A pure function does no funny business

Edit: I changed some wording to avoid potential bad connotations.

You don’t have to wander far into the functional programming world before you run into references to “purity”. Worse, you often hear it as an admonishment:

You should factor your code to use pure functions. Or, this function is complicated because it is impure. At the very edges there are even ways to write entire programs as “pure functions”. Those familiar with that practice have a tendency to lay blame for every fault at the feet of impurity.

Even the word is pretty polarizing. It suggests that your impure, dirty code is full of lurking issues and sits far away from some important ideal. But that’s a tragic point of view. Plenty of “impure” code is still simple, clear, and extremely valuable.

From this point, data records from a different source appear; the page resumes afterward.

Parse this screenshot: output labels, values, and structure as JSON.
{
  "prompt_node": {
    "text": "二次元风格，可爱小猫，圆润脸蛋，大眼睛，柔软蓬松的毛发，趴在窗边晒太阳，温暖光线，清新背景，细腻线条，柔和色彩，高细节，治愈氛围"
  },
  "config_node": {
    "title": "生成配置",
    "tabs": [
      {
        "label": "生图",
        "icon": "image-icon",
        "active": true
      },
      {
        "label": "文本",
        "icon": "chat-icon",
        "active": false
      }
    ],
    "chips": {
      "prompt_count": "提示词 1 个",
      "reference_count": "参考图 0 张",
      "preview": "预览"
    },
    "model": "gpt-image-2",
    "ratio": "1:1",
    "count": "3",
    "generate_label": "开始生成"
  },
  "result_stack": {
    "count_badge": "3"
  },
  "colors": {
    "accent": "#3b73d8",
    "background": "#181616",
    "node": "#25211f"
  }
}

The implied judgement is misguided at best.

But before we can talk about the tradeoffs of using pure functional style, we need to understand it. What does it mean for a function to be pure anyway?

Continue reading “A pure function does no funny business”